Car Collecting’s POWER PLAYERS
Powers That Be 1993
How to judge the ebb and flow of power, especially in so short a span of time as a year? Power is usually a more ponderous thing, but then again, the past few years have been an experiment in what happens when you keep your finger on the fast-forward button.
After being driven sky-high by speculators a few years ago, prices have since returned to 1988 levels. Enthusiasts are now keeping the market alive, and because of the faltering world-wide economy, they have their pick of once-in-a- lifetime deals. Overall, the trend is towards smaller deals involving cars and vintage racing automobiles. Of course, big deals are still happening, but they are fewer and farther between.
Like the industry, our list of the most influential people is changing, Some auctioneers, brokers, and collectors remain, but some are missing – not dropped off the earth or cast from the fellowship of cars, but simply standing aside this time ‘round to gather their strength and let some new names see the light. Such is the ebb and flow of power in this year of recovery.
In such an unsettled time, choosing a list such as ours is a delicate matter. Lacking omniscience, we judge in human ways – by action, or the lack of it; by magnitude of a project begun or accomplished; and, at times, by smaller things; an incremental movement up or down, judged by jury of peers, words echoing down a thousand miles of telephone line, deciding someone else’s fate.
The goal; a list of 25 of the most powerful people currently operating in the field of old cars. The criteria: Money is not enough, nor is a warehouse full of the finest examples of the artificer’s art. Rather, we have judged power as the combination of activity, knowledge, connections, passion, and the ability to make things happen. Quoting from last year, we have chosen “people whose opinions, thoughts, words, and deeds are the tides and currents of power.”
You’ll notice some changes in the presentation of this year’s list. For example, there are more multiple entries, made up of several individuals that we’ve decided to count as one, having judged that in these particular cases it is not a single individual but the sum of various individuals’ efforts that yields the power. We’ve also deleted the Honorable Mentions list after being told by several people on last year’s list that there is precious little honor in being “mentioned.”
One additional change: Last year we let the alphabet decide who went where. Our information-gathering machinery was still too new to trust it with the task of ranking the 25 most powerful – and it still is, though you’ll notice that this time around the names are no longer ordered by the alphabet. We’re not exactly ready to stand up in front of the whole world and declare that this is the order in which power proceeds.
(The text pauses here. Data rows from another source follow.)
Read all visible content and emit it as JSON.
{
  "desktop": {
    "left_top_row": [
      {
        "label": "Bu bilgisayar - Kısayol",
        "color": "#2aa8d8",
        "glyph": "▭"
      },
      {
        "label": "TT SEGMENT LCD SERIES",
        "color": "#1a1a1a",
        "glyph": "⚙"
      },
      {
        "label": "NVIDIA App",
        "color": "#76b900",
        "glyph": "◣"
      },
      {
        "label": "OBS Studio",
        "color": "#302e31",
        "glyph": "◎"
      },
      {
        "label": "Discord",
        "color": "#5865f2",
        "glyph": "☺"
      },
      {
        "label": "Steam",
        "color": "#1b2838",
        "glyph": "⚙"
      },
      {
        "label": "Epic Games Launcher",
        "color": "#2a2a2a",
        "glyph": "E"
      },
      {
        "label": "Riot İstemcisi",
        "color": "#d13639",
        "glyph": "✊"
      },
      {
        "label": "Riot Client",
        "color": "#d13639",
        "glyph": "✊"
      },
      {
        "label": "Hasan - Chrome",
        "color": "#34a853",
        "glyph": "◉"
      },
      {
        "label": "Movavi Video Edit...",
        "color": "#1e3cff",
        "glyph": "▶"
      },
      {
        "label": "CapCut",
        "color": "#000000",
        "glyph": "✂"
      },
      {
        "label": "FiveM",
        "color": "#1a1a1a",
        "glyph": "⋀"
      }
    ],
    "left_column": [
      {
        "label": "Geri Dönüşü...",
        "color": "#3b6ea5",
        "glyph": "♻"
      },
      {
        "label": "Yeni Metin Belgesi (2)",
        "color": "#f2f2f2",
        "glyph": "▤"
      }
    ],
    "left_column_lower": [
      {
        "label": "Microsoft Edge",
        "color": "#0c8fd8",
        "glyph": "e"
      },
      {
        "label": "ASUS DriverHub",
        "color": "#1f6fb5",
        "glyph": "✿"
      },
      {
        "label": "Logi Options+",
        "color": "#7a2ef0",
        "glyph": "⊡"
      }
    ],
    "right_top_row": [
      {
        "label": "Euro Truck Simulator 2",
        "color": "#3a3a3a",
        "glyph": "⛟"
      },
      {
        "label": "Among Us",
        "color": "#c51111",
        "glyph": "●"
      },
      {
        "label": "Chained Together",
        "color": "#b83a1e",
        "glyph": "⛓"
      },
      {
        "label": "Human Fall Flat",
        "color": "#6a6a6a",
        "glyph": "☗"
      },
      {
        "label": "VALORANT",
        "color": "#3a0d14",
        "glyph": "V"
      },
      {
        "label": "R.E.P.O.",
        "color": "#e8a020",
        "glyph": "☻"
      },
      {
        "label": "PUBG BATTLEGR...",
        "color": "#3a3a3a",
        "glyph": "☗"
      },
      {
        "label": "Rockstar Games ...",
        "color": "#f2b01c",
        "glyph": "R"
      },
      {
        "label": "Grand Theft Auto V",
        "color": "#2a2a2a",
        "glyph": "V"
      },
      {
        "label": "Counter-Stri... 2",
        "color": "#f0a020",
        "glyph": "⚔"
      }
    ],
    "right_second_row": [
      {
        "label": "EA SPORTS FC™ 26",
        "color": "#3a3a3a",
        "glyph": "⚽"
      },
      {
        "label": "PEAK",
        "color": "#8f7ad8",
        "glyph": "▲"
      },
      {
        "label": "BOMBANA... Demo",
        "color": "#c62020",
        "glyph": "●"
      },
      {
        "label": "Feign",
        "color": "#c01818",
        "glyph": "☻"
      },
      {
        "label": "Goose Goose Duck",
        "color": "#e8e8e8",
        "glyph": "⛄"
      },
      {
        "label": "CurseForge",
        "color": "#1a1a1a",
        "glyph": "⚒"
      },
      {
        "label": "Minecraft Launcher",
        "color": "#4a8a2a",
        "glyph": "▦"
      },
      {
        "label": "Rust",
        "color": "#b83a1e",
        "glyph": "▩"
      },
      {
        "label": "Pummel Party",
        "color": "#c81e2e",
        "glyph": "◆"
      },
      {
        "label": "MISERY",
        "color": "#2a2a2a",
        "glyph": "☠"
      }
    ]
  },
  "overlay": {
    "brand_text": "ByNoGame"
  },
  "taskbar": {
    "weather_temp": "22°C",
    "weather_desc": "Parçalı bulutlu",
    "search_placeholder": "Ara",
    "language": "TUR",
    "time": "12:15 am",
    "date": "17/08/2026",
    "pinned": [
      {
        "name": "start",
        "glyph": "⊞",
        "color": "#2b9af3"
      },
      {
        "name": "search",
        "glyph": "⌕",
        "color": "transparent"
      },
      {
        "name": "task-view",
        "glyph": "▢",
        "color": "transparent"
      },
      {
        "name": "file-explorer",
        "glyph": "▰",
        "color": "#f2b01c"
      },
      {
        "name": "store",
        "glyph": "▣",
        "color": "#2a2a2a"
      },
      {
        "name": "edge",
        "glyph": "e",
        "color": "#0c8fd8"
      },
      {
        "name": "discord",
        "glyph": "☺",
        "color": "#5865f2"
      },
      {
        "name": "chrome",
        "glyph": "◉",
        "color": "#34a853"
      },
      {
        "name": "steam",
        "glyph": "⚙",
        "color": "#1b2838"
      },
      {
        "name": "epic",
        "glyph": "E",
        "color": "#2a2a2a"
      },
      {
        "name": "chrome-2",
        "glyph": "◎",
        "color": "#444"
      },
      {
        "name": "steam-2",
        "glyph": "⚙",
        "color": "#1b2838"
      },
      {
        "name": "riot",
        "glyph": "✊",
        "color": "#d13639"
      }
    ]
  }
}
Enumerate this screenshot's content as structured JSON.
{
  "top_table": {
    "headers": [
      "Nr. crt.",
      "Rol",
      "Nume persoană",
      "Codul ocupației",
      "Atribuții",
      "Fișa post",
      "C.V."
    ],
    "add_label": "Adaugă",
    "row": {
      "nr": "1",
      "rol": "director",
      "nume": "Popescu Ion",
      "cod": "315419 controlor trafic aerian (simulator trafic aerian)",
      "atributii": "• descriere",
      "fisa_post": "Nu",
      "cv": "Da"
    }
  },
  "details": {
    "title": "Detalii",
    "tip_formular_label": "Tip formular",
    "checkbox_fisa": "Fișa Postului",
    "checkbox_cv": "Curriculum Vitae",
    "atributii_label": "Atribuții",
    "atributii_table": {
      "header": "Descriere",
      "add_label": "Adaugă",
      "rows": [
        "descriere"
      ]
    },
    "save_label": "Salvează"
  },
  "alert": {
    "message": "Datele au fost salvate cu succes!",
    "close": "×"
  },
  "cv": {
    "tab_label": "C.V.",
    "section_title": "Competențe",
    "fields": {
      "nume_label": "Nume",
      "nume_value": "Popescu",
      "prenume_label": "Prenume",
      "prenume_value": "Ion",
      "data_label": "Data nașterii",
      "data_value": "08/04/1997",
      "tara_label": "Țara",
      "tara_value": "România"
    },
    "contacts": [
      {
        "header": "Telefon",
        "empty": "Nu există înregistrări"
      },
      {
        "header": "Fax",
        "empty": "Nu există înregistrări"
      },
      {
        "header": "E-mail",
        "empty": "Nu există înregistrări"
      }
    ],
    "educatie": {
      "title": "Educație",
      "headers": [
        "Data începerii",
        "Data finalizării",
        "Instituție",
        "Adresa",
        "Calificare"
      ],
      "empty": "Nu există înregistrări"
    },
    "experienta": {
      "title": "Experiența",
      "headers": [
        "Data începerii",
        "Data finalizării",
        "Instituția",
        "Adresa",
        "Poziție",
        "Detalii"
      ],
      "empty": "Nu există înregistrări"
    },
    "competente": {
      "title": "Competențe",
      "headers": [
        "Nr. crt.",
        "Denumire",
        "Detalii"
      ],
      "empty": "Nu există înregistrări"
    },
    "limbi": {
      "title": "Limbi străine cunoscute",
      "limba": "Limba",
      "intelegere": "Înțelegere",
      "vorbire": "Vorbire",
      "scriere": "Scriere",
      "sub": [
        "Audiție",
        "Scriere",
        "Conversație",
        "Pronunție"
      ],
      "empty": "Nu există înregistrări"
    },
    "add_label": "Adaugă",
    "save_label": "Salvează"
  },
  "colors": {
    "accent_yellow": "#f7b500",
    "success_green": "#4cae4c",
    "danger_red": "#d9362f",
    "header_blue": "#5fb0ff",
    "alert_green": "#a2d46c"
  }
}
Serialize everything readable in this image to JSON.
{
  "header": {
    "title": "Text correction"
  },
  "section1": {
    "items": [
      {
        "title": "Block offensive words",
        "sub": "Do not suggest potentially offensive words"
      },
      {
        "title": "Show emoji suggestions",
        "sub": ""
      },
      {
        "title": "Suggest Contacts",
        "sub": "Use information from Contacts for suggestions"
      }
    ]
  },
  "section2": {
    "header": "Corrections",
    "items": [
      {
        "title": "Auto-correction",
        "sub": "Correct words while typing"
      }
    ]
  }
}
Instead, did this: We talked amongst ourselves and moved names around. We talked to experts around the world and moved the names around some more. And when the talking was done and the deadline upon us, this is the order the names were in.
Too human and fallible a process for you? Write a letter, and maybe next year, when the time comes to complete this list, we’ll call you and ask your advice. Until then, here’s how we see it.
By virtue of his constant innovation, ceaseless travel, worldwide deal-making, and involvement at the most rarified heights of the world of megabuck cars, Don Williams has earned a seat at the head of the table. In 1992, Williams (and his Blackhawk Collection team) bought and sold tens of millions of dollars’ worth of major classics. In addition, he staged four major “salon” events, in which he gathered together some of the world’s greatest classics and took them on the road., elegantly displaying them to enthusiasts and potential buyers in various locales around the world. This year, he’s planning on four to six salon events. He’s also recently opened a million-dollar showroom for the cream of the Blackhawk crop; bought (with Richie Clyne) a Bugatti Royale for an estimated $10 million; put together a complex deal that resulted in the sale of the famed 1930 Bentley “Blue Train” for around $3 million.
North Hollywood, California
Thomas W. Barrett III
Las Vegas, Nevada
Pebble Beach, California
Steve J. Earle
Santa Barbara, California
Highland Park, Michigan